§ Material provided:
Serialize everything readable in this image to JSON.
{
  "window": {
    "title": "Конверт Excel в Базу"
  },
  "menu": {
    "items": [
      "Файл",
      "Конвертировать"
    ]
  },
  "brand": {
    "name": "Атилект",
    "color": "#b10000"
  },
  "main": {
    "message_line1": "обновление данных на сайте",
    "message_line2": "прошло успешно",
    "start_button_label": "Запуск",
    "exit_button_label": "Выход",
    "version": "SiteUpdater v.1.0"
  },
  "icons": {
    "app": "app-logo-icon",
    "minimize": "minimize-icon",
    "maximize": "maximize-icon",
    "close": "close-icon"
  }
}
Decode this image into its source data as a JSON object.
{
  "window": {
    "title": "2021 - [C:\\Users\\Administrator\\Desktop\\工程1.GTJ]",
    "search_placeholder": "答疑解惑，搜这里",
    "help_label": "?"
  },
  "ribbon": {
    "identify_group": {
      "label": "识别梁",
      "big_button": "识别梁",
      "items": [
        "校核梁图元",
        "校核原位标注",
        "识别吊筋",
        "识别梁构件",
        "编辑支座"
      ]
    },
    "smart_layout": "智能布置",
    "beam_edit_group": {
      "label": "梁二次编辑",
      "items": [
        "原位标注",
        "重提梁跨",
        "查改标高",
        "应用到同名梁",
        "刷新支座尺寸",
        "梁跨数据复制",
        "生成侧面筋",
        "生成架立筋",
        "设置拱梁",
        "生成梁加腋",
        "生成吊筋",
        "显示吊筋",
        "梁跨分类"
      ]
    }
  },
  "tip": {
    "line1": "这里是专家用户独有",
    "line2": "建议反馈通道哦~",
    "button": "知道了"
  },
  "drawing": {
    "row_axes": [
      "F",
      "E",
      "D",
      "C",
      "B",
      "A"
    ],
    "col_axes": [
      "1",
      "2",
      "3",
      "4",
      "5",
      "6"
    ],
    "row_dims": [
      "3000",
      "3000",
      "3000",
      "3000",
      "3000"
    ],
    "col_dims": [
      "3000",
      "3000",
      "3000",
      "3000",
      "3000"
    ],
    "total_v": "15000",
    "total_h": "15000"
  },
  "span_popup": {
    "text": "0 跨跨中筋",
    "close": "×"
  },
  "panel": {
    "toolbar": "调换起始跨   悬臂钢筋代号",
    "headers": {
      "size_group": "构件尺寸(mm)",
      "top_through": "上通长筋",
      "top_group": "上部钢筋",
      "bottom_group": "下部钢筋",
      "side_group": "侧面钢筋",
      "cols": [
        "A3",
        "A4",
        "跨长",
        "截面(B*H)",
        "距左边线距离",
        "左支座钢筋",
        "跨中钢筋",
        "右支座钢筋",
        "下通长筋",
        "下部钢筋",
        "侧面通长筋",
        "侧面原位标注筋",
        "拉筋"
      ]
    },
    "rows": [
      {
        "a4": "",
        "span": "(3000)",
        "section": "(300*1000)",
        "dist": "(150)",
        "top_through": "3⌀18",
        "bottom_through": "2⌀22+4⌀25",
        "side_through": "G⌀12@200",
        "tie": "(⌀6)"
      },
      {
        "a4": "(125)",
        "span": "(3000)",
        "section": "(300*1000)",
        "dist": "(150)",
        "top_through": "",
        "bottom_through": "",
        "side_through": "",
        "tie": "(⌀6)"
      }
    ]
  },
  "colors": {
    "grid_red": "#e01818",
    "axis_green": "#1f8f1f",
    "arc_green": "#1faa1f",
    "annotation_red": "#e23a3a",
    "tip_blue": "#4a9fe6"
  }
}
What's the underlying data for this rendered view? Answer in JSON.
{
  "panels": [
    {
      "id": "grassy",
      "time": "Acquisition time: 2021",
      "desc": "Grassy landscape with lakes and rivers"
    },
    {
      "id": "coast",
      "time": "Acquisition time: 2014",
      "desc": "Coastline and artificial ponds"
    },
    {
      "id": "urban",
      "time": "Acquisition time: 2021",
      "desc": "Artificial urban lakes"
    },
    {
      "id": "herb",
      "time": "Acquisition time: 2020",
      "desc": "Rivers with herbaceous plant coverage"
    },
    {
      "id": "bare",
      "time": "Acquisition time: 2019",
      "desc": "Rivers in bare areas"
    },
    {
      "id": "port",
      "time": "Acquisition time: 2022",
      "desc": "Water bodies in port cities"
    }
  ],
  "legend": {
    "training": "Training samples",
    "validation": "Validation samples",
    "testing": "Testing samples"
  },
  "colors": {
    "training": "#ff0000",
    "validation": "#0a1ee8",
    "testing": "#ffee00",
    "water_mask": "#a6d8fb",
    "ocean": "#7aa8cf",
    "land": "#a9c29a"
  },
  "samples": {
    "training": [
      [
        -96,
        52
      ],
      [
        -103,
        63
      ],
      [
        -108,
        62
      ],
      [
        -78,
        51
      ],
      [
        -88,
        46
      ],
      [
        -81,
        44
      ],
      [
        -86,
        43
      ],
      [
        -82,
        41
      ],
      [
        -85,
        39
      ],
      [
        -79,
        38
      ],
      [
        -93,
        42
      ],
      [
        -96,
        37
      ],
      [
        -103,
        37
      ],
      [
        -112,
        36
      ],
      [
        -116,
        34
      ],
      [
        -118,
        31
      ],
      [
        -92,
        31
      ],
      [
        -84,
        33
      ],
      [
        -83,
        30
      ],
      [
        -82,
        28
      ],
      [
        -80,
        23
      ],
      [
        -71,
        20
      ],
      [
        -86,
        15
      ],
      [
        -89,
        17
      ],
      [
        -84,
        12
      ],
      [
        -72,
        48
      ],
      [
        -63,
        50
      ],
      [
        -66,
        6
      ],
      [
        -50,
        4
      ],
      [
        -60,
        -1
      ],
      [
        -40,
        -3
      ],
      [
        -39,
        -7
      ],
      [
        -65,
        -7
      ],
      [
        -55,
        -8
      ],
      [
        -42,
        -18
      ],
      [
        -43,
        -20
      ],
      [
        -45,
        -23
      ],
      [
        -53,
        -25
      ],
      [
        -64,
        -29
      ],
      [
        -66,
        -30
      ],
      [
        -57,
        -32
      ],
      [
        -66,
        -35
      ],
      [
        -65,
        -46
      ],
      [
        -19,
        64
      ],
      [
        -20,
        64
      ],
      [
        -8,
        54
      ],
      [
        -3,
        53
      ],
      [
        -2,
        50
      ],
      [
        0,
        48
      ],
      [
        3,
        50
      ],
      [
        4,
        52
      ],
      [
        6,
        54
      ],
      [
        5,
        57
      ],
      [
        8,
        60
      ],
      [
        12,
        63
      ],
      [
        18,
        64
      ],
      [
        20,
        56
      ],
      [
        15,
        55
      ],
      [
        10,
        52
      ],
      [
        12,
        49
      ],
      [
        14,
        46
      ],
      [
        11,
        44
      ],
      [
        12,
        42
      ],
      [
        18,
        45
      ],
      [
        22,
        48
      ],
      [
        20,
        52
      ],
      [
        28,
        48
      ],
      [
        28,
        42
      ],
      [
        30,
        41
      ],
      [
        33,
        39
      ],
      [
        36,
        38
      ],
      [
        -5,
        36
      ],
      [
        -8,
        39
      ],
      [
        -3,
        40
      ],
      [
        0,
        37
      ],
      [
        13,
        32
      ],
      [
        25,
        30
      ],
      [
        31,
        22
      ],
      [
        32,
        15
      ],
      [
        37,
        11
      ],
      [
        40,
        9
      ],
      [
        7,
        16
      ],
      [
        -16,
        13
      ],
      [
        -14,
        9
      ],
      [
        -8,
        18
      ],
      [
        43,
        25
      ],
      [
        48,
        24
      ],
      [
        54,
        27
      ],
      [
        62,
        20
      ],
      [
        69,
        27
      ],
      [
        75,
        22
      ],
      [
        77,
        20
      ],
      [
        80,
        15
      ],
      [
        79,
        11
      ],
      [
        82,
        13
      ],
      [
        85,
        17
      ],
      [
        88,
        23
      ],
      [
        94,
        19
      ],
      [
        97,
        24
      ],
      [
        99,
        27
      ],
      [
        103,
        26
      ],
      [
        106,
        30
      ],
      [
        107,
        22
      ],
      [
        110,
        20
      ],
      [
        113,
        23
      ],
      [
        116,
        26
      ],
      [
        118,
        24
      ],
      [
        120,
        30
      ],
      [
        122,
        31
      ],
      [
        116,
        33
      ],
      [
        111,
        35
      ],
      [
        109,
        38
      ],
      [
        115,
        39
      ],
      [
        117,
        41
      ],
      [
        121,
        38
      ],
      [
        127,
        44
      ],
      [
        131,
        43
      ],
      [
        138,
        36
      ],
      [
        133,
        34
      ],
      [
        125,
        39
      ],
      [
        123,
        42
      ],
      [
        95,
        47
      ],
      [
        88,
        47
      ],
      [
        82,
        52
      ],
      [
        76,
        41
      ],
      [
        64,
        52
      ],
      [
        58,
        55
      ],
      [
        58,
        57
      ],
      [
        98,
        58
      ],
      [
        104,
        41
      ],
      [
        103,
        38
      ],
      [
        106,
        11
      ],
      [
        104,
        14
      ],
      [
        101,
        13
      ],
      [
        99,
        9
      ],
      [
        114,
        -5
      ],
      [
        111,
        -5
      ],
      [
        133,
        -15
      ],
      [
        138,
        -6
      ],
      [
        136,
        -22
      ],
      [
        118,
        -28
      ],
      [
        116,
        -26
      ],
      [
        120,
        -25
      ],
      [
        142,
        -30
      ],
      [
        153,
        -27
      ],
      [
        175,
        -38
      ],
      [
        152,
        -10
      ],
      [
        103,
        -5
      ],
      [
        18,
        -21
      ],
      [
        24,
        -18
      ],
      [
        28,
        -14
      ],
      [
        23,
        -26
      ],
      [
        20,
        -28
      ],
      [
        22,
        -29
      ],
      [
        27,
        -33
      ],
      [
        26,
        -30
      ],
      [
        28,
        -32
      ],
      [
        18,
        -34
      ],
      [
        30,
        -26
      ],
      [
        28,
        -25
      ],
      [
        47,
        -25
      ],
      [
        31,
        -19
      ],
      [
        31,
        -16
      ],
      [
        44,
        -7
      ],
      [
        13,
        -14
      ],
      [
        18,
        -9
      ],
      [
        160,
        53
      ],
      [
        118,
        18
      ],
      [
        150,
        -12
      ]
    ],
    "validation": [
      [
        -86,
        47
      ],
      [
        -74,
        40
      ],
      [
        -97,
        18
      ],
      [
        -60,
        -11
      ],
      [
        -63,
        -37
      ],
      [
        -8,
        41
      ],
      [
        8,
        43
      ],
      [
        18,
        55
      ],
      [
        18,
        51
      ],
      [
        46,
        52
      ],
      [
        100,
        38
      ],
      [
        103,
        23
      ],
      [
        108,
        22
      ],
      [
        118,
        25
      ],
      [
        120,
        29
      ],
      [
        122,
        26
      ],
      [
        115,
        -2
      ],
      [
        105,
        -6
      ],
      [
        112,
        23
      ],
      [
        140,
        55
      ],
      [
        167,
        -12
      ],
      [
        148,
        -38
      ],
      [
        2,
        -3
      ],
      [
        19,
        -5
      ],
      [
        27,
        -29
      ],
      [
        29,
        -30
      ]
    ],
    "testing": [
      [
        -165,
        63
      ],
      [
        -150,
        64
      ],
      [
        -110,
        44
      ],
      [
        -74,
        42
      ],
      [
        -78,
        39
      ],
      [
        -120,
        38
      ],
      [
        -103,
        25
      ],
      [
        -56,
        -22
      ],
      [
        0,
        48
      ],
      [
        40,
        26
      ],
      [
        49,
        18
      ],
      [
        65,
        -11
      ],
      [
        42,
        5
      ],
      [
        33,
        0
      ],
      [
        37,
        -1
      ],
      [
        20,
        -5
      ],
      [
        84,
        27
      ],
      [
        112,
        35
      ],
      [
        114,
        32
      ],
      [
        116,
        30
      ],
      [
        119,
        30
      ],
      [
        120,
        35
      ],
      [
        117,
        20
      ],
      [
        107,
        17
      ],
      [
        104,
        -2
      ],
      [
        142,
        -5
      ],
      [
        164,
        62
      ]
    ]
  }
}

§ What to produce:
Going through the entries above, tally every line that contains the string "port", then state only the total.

§ Response area:
2